- TASK BRIEF
In the listing below, locate the lines that hold "views" and copy them.

- EXTRACTED DATA
[Start of Attachment]

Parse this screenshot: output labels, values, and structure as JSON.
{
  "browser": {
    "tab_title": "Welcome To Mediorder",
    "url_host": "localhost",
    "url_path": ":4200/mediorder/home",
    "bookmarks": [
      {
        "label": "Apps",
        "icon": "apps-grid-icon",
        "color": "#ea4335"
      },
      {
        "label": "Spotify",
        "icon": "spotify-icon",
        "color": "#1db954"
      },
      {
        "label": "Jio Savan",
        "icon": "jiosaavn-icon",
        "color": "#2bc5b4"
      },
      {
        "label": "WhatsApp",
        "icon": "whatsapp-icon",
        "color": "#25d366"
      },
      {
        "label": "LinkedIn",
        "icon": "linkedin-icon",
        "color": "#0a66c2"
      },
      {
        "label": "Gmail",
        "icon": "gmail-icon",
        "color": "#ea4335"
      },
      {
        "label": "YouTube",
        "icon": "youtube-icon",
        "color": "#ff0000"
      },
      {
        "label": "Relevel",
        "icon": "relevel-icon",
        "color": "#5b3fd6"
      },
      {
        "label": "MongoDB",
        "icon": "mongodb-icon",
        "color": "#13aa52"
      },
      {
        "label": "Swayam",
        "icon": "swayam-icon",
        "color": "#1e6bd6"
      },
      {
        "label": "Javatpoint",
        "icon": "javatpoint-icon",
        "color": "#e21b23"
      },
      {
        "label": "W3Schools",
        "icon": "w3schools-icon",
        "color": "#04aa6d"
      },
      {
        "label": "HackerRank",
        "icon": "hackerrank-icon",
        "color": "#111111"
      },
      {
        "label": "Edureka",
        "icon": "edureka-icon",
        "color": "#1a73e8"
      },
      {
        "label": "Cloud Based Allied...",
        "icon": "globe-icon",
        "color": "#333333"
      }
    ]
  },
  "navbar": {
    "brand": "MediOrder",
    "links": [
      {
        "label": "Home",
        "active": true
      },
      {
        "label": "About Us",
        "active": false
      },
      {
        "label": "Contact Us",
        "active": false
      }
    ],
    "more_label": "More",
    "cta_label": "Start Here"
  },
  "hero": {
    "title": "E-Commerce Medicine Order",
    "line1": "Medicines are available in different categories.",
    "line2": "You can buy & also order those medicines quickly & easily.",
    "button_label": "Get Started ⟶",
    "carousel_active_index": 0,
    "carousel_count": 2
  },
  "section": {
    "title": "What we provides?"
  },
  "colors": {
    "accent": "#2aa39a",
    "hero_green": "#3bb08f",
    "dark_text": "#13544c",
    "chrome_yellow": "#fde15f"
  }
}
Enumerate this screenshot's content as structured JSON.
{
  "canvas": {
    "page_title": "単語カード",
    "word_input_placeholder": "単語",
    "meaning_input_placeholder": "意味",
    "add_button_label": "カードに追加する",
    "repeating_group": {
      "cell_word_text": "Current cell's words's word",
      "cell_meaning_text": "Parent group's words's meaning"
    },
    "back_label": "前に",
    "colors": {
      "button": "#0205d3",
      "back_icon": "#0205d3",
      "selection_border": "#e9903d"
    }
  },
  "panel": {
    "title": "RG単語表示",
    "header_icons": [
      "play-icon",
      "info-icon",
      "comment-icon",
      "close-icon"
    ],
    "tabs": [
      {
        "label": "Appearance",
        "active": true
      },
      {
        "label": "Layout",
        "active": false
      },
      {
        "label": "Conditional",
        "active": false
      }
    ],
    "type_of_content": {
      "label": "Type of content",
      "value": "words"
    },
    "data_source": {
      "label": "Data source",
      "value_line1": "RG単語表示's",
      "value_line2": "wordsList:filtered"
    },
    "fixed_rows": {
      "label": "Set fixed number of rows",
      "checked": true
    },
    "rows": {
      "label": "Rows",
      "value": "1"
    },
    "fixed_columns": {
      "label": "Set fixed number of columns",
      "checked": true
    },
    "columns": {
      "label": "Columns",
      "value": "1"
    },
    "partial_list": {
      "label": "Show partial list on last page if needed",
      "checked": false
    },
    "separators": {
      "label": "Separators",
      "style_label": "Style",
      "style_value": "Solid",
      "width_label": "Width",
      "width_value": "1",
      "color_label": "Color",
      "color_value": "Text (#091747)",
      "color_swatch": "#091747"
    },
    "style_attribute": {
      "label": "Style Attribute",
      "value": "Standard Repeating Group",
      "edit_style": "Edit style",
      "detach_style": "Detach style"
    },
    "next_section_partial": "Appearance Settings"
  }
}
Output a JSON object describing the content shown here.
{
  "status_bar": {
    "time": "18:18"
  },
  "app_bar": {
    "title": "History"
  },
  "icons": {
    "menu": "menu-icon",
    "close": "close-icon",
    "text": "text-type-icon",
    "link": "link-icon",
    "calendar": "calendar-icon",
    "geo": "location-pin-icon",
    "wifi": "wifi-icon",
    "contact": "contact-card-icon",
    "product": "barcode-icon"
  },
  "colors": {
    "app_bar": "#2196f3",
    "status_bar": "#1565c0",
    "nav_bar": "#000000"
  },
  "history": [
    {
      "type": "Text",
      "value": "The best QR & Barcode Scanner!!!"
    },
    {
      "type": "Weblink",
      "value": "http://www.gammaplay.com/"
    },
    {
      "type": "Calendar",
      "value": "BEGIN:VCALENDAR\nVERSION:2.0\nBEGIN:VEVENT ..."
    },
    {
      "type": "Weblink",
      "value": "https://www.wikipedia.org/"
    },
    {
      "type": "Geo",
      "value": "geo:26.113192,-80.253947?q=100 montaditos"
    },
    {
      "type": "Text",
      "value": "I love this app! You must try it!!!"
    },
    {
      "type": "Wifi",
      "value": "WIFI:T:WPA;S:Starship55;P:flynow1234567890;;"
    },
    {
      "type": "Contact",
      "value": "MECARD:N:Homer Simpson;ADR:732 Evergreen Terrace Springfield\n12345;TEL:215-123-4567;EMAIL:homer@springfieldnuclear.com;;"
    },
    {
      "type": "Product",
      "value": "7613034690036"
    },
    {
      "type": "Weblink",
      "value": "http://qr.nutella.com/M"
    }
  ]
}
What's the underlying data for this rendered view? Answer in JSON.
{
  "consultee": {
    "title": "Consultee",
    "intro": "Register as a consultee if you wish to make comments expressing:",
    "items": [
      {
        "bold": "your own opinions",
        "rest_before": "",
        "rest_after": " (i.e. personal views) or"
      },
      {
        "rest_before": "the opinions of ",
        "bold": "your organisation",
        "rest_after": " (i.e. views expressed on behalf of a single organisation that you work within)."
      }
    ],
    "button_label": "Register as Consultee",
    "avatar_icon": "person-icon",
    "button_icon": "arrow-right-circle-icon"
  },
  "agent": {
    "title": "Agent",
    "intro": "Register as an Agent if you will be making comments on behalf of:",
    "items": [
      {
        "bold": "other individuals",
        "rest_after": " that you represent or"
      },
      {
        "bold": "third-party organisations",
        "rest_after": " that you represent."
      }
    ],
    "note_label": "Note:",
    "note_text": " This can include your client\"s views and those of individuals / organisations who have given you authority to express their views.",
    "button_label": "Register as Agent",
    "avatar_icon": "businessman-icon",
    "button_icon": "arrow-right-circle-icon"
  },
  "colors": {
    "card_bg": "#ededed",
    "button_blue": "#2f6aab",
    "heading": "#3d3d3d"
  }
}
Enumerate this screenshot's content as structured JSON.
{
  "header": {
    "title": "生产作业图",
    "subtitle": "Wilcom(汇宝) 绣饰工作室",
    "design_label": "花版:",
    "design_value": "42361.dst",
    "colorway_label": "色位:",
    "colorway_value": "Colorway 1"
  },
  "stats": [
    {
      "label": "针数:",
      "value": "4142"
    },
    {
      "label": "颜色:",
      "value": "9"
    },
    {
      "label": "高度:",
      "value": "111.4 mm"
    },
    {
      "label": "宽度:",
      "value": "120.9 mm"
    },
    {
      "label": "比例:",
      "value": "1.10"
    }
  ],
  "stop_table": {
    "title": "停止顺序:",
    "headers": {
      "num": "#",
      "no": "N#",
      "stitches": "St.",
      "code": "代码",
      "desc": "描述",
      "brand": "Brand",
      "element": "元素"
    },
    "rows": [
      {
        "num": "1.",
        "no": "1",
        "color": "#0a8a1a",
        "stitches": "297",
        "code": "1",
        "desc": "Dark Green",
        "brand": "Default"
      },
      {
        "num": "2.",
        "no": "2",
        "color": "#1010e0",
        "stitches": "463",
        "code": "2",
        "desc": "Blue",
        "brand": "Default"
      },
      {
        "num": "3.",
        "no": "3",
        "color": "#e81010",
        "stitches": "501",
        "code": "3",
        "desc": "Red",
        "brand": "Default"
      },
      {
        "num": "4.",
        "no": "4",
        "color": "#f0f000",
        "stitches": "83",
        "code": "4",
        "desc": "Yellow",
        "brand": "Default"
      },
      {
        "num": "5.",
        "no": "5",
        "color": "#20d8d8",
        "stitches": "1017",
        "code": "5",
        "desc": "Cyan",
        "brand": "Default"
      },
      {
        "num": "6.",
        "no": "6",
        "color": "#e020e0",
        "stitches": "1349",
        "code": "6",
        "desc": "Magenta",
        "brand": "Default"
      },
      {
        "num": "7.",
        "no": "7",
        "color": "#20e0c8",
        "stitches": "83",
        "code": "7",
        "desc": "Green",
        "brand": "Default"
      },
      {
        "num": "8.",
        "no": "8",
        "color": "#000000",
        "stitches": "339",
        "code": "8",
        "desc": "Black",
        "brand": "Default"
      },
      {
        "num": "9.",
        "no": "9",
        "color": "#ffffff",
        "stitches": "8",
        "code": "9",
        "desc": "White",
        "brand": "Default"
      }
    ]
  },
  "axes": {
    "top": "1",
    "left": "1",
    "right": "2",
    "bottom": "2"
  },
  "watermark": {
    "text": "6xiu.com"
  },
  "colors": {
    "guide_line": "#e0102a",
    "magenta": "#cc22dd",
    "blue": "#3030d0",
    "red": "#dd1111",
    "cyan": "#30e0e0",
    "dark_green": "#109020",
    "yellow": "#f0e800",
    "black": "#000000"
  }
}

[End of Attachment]

- WRITTEN SOLUTION
        "rest_after": " (i.e. personal views) or"
        "rest_after": " (i.e. views expressed on behalf of a single organisation that you work within)."
    "note_text": " This can include your client\"s views and those of individuals / organisations who have given you authority to express their views.",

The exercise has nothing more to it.